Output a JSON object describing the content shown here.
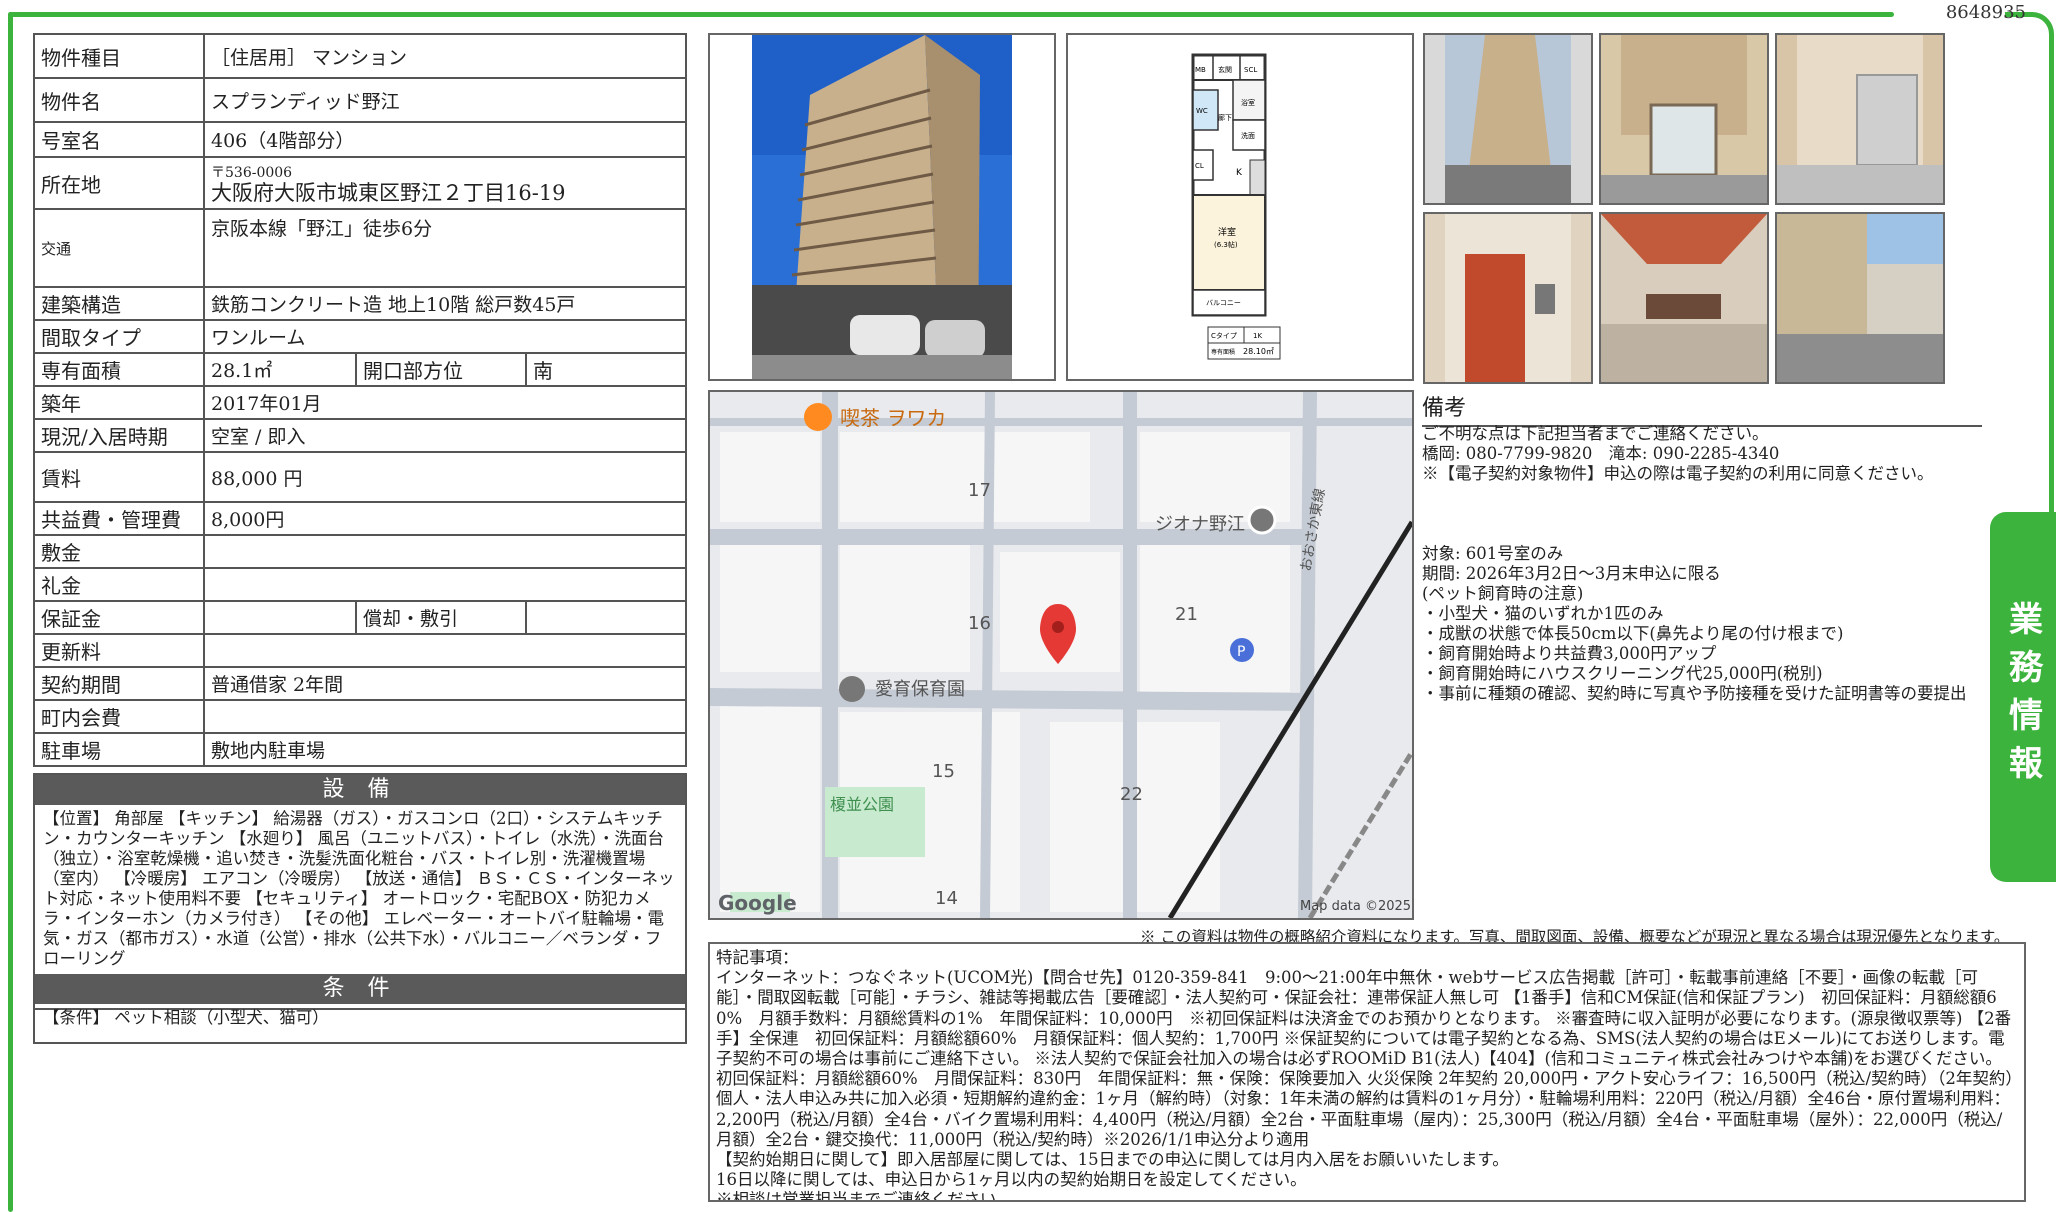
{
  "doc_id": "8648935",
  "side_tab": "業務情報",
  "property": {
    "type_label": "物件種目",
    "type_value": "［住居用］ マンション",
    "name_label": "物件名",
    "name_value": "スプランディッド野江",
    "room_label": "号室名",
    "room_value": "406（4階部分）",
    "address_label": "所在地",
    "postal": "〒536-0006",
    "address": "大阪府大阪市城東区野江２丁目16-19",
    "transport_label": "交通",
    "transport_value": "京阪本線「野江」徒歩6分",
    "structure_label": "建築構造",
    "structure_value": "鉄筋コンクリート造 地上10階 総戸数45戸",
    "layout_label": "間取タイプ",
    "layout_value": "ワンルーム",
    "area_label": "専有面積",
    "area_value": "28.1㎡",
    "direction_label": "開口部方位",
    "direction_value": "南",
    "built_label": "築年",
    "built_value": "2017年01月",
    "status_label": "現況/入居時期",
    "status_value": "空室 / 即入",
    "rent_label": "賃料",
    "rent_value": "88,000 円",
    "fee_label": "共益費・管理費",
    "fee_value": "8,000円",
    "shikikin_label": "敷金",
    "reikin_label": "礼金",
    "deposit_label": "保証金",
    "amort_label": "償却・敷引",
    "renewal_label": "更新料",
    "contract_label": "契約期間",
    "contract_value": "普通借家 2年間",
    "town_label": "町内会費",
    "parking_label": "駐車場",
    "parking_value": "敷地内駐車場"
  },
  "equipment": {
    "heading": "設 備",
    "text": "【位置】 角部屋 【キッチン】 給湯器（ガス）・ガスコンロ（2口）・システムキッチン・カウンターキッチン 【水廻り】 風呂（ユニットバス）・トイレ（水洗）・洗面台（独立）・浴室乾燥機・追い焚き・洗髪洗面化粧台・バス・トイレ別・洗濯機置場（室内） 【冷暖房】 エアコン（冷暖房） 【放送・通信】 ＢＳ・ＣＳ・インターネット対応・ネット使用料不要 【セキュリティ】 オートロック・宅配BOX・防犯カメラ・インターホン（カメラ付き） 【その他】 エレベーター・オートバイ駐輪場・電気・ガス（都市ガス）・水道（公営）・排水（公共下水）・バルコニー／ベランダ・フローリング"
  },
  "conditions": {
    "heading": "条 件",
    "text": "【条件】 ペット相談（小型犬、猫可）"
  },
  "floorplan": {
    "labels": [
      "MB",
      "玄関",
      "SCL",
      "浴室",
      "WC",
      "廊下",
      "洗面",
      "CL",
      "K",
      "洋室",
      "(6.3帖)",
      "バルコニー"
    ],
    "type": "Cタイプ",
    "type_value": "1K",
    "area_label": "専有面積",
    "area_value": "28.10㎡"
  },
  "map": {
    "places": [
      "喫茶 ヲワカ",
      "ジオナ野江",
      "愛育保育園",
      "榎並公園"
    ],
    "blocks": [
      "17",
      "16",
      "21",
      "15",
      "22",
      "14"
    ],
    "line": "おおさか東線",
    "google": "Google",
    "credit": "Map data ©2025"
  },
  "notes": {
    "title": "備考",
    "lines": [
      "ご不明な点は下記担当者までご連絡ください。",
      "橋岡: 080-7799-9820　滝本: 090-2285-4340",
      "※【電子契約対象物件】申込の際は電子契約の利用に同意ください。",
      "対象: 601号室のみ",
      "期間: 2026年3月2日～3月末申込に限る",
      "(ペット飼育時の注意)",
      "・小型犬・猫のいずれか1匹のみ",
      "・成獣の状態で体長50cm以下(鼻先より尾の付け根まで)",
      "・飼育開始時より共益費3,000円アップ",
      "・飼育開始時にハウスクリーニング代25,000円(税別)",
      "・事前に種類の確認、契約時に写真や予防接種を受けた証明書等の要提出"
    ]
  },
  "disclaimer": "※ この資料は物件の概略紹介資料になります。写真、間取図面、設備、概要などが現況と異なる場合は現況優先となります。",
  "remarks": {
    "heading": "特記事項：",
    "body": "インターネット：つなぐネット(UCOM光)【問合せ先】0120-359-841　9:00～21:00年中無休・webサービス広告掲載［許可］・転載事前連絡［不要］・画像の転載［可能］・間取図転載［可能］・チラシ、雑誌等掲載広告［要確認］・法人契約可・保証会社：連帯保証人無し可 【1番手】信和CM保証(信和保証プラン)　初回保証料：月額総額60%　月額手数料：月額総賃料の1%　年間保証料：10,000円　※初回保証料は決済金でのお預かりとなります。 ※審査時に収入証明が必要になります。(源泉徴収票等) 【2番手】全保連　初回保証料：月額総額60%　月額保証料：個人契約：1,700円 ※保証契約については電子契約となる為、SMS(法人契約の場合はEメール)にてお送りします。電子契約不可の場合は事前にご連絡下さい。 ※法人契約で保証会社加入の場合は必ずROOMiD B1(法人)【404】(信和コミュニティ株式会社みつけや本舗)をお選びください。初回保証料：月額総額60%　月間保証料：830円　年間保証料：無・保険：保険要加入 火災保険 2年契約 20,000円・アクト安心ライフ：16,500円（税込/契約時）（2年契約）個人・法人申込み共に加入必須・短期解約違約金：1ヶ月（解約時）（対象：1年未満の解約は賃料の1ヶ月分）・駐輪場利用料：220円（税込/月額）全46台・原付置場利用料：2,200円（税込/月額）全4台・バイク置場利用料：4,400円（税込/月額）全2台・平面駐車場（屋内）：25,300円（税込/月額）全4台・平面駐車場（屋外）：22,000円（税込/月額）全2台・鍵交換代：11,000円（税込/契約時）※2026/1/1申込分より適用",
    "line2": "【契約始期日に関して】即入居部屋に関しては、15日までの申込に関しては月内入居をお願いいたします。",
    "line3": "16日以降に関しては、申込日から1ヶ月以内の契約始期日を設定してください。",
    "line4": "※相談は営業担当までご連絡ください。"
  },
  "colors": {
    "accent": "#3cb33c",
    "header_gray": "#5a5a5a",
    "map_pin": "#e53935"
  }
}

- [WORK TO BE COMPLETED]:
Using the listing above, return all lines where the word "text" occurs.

- [RESULT BELOW]:
    "text": "【位置】 角部屋 【キッチン】 給湯器（ガス）・ガスコンロ（2口）・システムキッチン・カウンターキッチン 【水廻り】 風呂（ユニットバス）・トイレ（水洗）・洗面台（独立）・浴室乾燥機・追い焚き・洗髪洗面化粧台・バス・トイレ別・洗濯機置場（室内） 【冷暖房】 エアコン（冷暖房） 【放送・通信】 ＢＳ・ＣＳ・インターネット対応・ネット使用料不要 【セキュリティ】 オートロック・宅配BOX・防犯カメラ・インターホン（カメラ付き） 【その他】 エレベーター・オートバイ駐輪場・電気・ガス（都市ガス）・水道（公営）・排水（公共下水）・バルコニー／ベランダ・フローリング"
    "text": "【条件】 ペット相談（小型犬、猫可）"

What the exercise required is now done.